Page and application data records
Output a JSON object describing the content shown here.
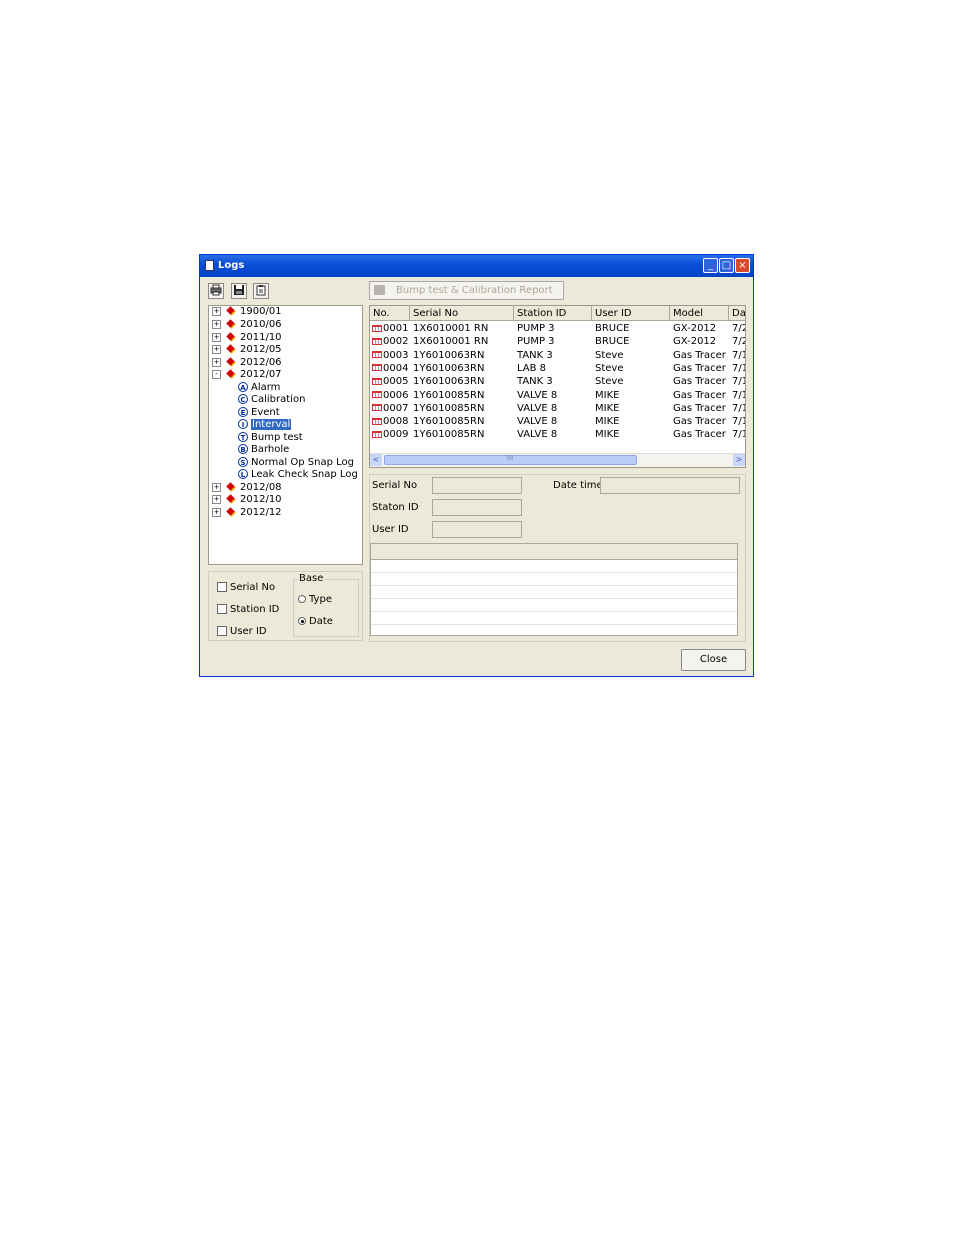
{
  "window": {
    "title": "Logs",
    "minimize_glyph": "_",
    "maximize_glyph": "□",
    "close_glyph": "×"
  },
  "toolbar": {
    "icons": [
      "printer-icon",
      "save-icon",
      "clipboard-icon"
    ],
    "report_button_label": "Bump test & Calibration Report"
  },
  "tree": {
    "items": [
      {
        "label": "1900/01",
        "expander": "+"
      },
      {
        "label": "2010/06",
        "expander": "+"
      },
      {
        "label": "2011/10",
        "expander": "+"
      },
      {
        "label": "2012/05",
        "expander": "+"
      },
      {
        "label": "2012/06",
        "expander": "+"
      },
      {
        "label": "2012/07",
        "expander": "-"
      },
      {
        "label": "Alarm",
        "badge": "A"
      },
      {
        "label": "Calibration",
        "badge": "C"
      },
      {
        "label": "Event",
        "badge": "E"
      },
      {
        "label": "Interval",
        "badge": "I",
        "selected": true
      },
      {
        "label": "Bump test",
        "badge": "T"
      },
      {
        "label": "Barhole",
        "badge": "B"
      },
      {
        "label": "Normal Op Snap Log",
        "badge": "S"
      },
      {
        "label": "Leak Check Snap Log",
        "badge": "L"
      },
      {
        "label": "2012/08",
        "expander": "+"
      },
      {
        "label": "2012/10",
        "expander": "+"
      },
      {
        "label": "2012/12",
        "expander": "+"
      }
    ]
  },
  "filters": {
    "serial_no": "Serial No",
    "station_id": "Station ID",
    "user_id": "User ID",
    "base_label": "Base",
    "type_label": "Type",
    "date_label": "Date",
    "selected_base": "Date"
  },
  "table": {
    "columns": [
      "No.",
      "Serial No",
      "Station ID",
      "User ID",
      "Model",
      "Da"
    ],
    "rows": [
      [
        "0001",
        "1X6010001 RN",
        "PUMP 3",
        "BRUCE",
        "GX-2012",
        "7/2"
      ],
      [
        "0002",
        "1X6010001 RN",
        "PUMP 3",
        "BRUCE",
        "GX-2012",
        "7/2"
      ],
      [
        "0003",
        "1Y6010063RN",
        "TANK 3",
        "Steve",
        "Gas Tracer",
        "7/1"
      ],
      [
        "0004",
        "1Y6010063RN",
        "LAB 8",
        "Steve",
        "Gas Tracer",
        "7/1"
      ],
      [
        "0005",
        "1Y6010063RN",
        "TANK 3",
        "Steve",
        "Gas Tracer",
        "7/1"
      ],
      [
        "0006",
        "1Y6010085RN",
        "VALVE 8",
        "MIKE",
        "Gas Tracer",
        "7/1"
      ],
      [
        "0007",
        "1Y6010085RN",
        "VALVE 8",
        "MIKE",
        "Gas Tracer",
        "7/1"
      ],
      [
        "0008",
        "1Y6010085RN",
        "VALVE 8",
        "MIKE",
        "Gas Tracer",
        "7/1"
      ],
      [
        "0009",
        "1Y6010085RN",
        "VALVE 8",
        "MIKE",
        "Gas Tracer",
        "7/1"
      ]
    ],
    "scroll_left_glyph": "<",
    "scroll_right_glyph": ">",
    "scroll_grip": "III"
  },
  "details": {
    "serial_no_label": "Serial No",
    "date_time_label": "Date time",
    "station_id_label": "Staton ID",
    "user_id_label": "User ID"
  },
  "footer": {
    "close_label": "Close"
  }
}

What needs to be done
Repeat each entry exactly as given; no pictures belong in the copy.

Answer to the exercise
Output a JSON object describing the content shown here.
{
  "window": {
    "title": "Logs",
    "minimize_glyph": "_",
    "maximize_glyph": "□",
    "close_glyph": "×"
  },
  "toolbar": {
    "icons": [
      "printer-icon",
      "save-icon",
      "clipboard-icon"
    ],
    "report_button_label": "Bump test & Calibration Report"
  },
  "tree": {
    "items": [
      {
        "label": "1900/01",
        "expander": "+"
      },
      {
        "label": "2010/06",
        "expander": "+"
      },
      {
        "label": "2011/10",
        "expander": "+"
      },
      {
        "label": "2012/05",
        "expander": "+"
      },
      {
        "label": "2012/06",
        "expander": "+"
      },
      {
        "label": "2012/07",
        "expander": "-"
      },
      {
        "label": "Alarm",
        "badge": "A"
      },
      {
        "label": "Calibration",
        "badge": "C"
      },
      {
        "label": "Event",
        "badge": "E"
      },
      {
        "label": "Interval",
        "badge": "I",
        "selected": true
      },
      {
        "label": "Bump test",
        "badge": "T"
      },
      {
        "label": "Barhole",
        "badge": "B"
      },
      {
        "label": "Normal Op Snap Log",
        "badge": "S"
      },
      {
        "label": "Leak Check Snap Log",
        "badge": "L"
      },
      {
        "label": "2012/08",
        "expander": "+"
      },
      {
        "label": "2012/10",
        "expander": "+"
      },
      {
        "label": "2012/12",
        "expander": "+"
      }
    ]
  },
  "filters": {
    "serial_no": "Serial No",
    "station_id": "Station ID",
    "user_id": "User ID",
    "base_label": "Base",
    "type_label": "Type",
    "date_label": "Date",
    "selected_base": "Date"
  },
  "table": {
    "columns": [
      "No.",
      "Serial No",
      "Station ID",
      "User ID",
      "Model",
      "Da"
    ],
    "rows": [
      [
        "0001",
        "1X6010001 RN",
        "PUMP 3",
        "BRUCE",
        "GX-2012",
        "7/2"
      ],
      [
        "0002",
        "1X6010001 RN",
        "PUMP 3",
        "BRUCE",
        "GX-2012",
        "7/2"
      ],
      [
        "0003",
        "1Y6010063RN",
        "TANK 3",
        "Steve",
        "Gas Tracer",
        "7/1"
      ],
      [
        "0004",
        "1Y6010063RN",
        "LAB 8",
        "Steve",
        "Gas Tracer",
        "7/1"
      ],
      [
        "0005",
        "1Y6010063RN",
        "TANK 3",
        "Steve",
        "Gas Tracer",
        "7/1"
      ],
      [
        "0006",
        "1Y6010085RN",
        "VALVE 8",
        "MIKE",
        "Gas Tracer",
        "7/1"
      ],
      [
        "0007",
        "1Y6010085RN",
        "VALVE 8",
        "MIKE",
        "Gas Tracer",
        "7/1"
      ],
      [
        "0008",
        "1Y6010085RN",
        "VALVE 8",
        "MIKE",
        "Gas Tracer",
        "7/1"
      ],
      [
        "0009",
        "1Y6010085RN",
        "VALVE 8",
        "MIKE",
        "Gas Tracer",
        "7/1"
      ]
    ],
    "scroll_left_glyph": "<",
    "scroll_right_glyph": ">",
    "scroll_grip": "III"
  },
  "details": {
    "serial_no_label": "Serial No",
    "date_time_label": "Date time",
    "station_id_label": "Staton ID",
    "user_id_label": "User ID"
  },
  "footer": {
    "close_label": "Close"
  }
}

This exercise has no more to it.